Cardiac alterations (hypertrophic/dilated cardiomyopathy, and rhythm alterations) are one of the major causes of mortality and morbidity in propionic acidemia (PA), caused by the deficiency of the mitochondrial enzyme propionyl-CoA carboxylase (PCC), involved in the catabolism of branched-chain amino acids, cholesterol, and odd-chain fatty acids. Impaired mitochondrial oxidative phosphorylation has been documented in heart biopsies of PA patients, as well as in the hypomorphic Pcca−/−(A138T) mouse model, in the latter correlating with increased oxidative damage and elevated expression of cardiac dysfunction biomarkers atrial and brain natriuretic peptides (ANP and BNP) and beta-myosin heavy chain (β-MHC). Here we characterize the cardiac phenotype in the PA mouse model by histological and echocardiography studies and identify a series of upregulated cardiac-enriched microRNAs (miRNAs) in the PA mouse heart, some of them also altered as circulating miRNAs in PA patients’ plasma samples. In PA mice hearts, we show alterations in signaling pathways regulated by the identified miRNAs, which could be contributing to cardiac remodeling and dysfunction; notably, an activation of the mammalian target of rapamycin (mTOR) pathway and a decrease in autophagy, which are reverted by rapamycin treatment. In vitro studies in HL-1 cardiomyocytes indicate that propionate, the major toxic metabolite accumulating in the disease, triggers the increase in expression levels of miRNAs, BNP, and β-MHC, concomitant with an increase in reactive oxygen species. Our results highlight miRNAs and signaling alterations in the PCC-deficient heart which may contribute to the development of PA-associated cardiomyopathy and provide a basis to identify new targets for therapeutic intervention.

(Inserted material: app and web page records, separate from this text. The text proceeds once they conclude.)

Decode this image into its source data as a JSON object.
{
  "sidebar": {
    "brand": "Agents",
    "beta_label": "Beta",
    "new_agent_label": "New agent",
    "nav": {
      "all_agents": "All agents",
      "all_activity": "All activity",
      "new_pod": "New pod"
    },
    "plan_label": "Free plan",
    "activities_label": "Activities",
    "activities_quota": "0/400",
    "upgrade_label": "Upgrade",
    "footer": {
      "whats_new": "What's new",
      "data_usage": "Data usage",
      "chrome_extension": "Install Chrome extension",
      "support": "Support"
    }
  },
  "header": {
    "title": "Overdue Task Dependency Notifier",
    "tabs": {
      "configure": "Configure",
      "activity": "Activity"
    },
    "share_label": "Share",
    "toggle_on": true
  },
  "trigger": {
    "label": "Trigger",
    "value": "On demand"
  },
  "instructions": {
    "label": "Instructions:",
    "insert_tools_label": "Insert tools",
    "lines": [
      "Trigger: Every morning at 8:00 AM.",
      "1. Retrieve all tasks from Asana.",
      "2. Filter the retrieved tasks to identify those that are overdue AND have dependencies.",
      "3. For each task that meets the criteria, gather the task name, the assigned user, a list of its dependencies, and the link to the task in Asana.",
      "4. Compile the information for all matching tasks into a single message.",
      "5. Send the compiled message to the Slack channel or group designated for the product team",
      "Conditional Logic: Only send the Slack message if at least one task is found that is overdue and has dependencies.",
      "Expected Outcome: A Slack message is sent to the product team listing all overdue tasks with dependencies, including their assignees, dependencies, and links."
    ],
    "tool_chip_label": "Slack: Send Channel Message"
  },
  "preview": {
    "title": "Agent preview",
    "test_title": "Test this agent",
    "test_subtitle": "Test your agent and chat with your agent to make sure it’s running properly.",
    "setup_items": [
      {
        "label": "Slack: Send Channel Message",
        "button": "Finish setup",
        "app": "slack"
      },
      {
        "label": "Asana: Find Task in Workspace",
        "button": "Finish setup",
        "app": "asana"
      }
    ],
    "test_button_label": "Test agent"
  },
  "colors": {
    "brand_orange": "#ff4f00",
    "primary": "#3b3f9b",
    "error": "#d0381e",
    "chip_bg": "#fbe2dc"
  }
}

ASJC Scopus subject areas
- Public Health, Environmental and Occupational Health
- Physiology (medical)
- Biochemistry, medical